Teamwork Makes The Dream Work

For almost a year the Code for Philly CyclePhilly team of Corey, Kat Killebrew, and Lloyd Emelle worked on the project while also meeting regularly with Greg at DVRPC.

Corey is very quick to give credit where it is due and point to the efforts of Lloyd and Kat when it comes to coding on the project. “They did most of it,” he explains. The team had, at first, thought they could run with open source code from similar projects in Atlanta and San Francisco, but the code proved to be frustratingly out of date.

“Lloyd and Kat rebuilt it from scratch,” Corey says. He also adds that while the old code wasn’t usable, it was helpful. “[it] gave us a really good framework for what to do.”

Corey had never worked on an iOS or Android project before CyclePhilly. “I thought, this is so cool! I’m going to have an app!” He laughs as he remembers his excitement. Or maybe he’s laughing at his own naiveté in regards to embarking on an iOS/Android project since the next thing he says, while still laughing, is, “I hate them [now].”

He explains that working on an iOS project or Android project is just too restricting for him. He’ll never do it again. He points out, though, that the fact that he knows that now about himself is a big perk of his involvement in Code for Philly.

“You get exposed in a non-committed environment to experiment,” he says, comparing Code for Philly to a sandbox. “You learn about what you like and what you don’t like and some of the more practical applications of technology.” That, to Corey, was an important experience.

As was his work with the DVRPC. “Partnerships, in any project, not just a civic tech project„ are so important.” Being able to work with the DVRPC, he explains, and watching other projects at Code for Philly get off the ground through similar partnerships, hit home for him just how necessary cooperation is in order for civic tech projects to succeed.

And partnering with the DVRPC was, Corey thinks, part of what made it easy to get people interested in CyclePhilly.

“We’re going to collect this data and it’s not going to go into a vacuum,” Corey says. “It’s going to be used by the DVRPC. We made that promise.” And the DVRPC in turn promised to share the data with their regional partners, a group that includes the Bicycle Coalition of Greater Philadelphia, SEPTA, and the Mayor’s Office. That’s the sort of thing that would appeal to anyone passionate about biking in Philadelphia.

Driven By A Common Cause

When pressed on what made CyclePhilly so successful, Corey points to the things you’d expect: the low barrier of participation, the “for Philly from Philly” marketing, support from Code for Philly and the DVRPC. And then he mentions something unexpected—the shared values of the CyclePhilly team.

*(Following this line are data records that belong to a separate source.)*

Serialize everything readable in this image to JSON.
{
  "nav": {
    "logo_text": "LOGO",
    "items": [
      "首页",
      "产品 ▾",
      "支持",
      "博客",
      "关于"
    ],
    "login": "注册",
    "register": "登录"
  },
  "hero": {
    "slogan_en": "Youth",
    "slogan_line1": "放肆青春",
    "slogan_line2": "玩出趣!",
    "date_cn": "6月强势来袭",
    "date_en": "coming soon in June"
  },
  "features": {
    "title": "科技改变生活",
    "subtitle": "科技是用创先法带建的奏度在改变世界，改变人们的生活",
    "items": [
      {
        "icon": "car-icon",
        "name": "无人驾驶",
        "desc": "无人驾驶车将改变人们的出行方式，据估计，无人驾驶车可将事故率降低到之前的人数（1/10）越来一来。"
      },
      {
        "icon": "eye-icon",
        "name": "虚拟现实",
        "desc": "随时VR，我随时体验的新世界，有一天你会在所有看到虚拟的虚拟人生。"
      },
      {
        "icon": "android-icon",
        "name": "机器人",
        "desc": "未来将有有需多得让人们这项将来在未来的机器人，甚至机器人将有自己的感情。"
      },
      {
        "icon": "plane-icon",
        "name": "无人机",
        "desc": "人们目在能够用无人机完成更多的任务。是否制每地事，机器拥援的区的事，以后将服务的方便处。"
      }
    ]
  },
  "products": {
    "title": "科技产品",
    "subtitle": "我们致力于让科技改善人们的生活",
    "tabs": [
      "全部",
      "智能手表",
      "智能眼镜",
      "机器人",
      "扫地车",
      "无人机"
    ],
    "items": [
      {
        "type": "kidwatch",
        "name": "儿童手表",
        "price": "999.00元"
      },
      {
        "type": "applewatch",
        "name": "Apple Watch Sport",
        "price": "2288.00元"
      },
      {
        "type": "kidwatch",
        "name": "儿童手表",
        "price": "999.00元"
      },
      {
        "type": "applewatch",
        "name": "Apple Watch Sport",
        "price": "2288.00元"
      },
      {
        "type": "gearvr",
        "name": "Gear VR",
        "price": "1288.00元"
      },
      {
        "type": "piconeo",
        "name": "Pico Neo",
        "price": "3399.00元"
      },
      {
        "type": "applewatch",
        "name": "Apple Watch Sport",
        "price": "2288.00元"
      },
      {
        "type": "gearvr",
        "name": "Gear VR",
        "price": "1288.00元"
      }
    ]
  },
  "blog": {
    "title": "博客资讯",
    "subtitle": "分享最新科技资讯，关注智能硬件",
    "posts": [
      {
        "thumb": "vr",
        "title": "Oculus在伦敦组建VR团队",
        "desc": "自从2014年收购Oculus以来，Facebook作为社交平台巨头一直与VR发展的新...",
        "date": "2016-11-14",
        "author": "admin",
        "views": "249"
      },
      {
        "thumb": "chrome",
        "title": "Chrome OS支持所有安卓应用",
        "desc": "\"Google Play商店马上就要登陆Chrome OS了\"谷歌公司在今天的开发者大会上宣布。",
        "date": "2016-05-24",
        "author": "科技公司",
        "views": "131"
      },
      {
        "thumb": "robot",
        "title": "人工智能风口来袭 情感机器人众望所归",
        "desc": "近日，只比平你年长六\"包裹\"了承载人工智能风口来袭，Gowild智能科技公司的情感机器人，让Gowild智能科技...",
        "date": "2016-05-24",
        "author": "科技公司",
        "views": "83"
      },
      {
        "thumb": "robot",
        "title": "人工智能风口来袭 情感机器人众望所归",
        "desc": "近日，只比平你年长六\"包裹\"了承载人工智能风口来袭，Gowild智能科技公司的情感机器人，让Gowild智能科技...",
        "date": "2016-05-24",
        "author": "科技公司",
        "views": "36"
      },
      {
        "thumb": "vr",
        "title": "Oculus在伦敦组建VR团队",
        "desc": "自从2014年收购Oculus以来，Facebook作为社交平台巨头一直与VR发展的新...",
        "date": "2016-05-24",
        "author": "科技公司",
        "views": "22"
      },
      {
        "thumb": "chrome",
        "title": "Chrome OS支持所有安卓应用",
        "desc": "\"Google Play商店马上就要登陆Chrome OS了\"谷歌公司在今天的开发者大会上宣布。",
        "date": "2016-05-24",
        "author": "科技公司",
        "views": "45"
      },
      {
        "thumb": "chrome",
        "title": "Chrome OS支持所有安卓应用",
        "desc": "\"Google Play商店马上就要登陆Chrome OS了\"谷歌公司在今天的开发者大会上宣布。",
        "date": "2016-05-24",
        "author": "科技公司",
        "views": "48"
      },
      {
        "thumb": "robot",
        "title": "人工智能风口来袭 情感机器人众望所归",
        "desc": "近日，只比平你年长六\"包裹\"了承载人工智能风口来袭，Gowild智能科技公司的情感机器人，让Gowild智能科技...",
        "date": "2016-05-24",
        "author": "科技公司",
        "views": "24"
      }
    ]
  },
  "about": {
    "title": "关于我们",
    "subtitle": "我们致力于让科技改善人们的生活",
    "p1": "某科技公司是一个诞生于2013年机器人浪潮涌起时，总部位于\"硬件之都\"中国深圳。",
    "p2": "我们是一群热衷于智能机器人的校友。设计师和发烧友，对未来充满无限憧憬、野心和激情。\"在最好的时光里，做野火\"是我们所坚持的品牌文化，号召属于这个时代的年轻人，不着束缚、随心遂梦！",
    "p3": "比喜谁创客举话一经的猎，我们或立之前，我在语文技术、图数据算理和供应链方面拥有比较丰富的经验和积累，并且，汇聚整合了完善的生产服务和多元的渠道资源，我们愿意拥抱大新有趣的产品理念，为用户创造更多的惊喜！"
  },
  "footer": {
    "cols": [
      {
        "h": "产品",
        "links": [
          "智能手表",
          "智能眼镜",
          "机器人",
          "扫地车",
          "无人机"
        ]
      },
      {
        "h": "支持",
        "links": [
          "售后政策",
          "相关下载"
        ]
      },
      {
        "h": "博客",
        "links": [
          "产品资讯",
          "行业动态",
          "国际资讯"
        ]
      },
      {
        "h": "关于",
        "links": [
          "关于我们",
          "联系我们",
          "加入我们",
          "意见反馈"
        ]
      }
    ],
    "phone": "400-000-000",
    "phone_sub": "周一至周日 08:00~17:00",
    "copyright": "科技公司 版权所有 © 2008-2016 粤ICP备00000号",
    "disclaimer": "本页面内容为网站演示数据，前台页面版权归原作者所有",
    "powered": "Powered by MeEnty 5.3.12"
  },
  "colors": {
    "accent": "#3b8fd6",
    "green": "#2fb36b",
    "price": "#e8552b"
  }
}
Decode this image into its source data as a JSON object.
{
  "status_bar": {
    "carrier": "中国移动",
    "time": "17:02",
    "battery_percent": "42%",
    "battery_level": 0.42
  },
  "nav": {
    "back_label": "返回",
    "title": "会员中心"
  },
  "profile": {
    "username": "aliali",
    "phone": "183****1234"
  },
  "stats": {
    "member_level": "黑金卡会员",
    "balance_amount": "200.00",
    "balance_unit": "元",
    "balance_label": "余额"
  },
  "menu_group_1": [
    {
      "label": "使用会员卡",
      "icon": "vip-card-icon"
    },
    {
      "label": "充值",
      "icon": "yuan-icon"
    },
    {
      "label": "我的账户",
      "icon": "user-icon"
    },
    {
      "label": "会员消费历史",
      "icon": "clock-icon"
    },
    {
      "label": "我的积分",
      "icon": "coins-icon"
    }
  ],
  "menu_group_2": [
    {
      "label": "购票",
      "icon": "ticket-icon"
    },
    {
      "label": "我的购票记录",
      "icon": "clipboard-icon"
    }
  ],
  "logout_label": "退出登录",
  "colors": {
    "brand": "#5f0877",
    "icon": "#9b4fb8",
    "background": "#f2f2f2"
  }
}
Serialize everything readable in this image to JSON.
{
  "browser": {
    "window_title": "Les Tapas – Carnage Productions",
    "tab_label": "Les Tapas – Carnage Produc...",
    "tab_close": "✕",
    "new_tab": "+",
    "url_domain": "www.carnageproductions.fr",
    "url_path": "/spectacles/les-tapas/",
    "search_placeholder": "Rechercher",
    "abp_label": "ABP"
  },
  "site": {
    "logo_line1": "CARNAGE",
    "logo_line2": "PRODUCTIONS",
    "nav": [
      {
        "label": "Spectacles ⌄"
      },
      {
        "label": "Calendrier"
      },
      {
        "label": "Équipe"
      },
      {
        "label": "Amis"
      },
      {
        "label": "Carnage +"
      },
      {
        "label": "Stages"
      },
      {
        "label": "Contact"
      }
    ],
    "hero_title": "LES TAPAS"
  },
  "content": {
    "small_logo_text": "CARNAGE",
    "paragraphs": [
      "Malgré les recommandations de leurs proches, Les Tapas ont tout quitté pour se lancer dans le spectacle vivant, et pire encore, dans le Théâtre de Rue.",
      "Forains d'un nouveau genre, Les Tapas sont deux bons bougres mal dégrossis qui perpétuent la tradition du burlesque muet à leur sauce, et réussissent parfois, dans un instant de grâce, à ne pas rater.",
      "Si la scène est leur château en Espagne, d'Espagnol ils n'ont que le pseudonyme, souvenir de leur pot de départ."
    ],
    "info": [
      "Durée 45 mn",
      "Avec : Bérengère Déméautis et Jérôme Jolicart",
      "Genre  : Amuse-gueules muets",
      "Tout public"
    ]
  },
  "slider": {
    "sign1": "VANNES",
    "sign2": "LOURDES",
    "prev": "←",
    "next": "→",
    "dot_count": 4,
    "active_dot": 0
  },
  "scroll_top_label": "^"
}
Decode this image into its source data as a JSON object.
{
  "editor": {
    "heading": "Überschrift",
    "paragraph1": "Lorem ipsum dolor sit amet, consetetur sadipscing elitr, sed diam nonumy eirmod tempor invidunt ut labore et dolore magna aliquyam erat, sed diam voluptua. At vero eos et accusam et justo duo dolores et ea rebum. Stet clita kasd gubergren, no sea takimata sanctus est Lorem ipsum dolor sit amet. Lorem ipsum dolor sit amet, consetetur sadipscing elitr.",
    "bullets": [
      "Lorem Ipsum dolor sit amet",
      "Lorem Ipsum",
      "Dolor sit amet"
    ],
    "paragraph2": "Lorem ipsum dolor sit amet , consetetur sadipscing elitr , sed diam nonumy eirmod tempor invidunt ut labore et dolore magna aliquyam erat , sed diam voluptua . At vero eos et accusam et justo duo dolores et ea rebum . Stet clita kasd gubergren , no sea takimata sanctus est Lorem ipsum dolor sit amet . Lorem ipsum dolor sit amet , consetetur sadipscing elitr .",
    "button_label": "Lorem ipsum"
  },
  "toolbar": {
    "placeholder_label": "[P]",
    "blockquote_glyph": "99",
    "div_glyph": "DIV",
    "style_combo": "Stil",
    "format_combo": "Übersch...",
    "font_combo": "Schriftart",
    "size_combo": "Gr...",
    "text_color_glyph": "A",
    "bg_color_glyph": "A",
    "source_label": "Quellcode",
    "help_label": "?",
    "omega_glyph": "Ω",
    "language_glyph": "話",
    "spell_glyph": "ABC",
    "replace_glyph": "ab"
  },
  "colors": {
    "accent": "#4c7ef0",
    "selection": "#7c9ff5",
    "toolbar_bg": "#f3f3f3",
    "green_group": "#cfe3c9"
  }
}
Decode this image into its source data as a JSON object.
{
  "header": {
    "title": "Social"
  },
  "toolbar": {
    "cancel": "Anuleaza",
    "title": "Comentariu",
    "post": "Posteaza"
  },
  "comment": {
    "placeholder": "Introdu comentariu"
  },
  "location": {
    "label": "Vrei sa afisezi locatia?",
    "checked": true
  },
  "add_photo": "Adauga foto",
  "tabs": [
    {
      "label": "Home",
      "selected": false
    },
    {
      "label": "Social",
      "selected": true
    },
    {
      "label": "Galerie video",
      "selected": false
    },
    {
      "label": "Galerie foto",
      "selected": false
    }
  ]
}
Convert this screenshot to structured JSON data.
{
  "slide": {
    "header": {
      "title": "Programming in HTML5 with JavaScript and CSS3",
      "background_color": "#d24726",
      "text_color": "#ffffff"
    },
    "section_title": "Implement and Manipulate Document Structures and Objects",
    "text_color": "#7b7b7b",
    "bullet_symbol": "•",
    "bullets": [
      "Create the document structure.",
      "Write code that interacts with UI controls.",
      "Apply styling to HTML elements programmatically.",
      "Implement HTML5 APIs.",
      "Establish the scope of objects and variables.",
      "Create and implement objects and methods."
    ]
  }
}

Everyone who bought into the project cared, genuinely, about collecting this data and about biking in Philadelphia. Corey still has problems believing how much they all got along—Lloyd, Kat, himself, even Greg at DVRPC. He truly thinks it all goes back to shared values, something that probably could be said for a lot of people who volunteer their time towards civic tech projects.

“Code for Philly is a really good way to link people up who have similar value systems,” Corey says. “And I think that’s what leads to successful teams.”

It meant that when one of them got busy with work, one of the others would step up to pick up the slack so the project didn’t lose any momentum. That kind of ready and willingness to step in when needed depends on a shared belief the project you’re working on is worthwhile.

And it will be work. Corey doesn’t shy away from recognizing that. Even volunteers with no technical background will have to work hard when it comes to Code for Philly projects. Projects require varying numbers of volunteers with varying skill sets. And job requirements are definitely subject to change.

“You gotta be willing to be the project manager at some points,” Corey says. “I think in civic tech it’s more like a project advocate. You have to fight against not having any money, and everything being done on a volunteer basis, and having to rally the team to get some hard work done. It’s not like it’s not hard work. It’s a full time job if you want a project to succeed on a larger scale.”

But it’s hard work that Corey nonetheless insists leads to some “crazy and amazing” results.